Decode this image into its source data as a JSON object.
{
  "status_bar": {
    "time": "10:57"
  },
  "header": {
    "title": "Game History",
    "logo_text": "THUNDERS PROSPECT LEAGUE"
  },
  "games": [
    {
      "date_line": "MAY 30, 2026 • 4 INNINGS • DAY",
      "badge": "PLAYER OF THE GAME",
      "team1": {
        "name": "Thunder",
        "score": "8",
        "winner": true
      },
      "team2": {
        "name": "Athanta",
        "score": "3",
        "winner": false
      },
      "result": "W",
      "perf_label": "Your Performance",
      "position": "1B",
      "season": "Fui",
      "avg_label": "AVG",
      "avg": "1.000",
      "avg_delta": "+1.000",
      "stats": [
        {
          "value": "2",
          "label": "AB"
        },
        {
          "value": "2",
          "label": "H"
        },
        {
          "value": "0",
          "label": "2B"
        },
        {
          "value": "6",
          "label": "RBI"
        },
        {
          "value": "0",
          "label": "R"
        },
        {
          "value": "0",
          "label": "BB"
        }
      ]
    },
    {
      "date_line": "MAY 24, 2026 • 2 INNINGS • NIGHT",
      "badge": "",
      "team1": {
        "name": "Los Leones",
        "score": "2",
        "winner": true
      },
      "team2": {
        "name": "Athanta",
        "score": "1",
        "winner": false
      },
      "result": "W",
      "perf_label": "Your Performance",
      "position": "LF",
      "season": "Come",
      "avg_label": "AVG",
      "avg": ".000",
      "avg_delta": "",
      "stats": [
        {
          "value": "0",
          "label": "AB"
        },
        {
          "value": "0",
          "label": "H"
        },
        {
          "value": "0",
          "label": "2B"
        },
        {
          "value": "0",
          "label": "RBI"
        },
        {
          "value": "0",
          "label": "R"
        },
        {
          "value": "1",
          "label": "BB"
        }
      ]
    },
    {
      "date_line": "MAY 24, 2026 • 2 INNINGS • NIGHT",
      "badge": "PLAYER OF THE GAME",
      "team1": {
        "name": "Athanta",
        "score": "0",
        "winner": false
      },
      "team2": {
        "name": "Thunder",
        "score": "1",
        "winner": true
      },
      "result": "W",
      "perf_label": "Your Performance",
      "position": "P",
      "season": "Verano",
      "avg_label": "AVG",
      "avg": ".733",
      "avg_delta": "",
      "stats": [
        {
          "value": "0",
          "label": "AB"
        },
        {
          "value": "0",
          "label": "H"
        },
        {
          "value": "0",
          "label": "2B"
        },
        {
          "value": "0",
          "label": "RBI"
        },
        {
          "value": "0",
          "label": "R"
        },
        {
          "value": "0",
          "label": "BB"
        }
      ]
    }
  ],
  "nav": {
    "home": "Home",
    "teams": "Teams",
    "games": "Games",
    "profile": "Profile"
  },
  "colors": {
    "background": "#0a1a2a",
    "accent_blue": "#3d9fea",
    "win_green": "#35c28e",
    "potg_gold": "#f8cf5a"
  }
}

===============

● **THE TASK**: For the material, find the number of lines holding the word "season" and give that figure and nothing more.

● **EXPECTED ANSWER**: 3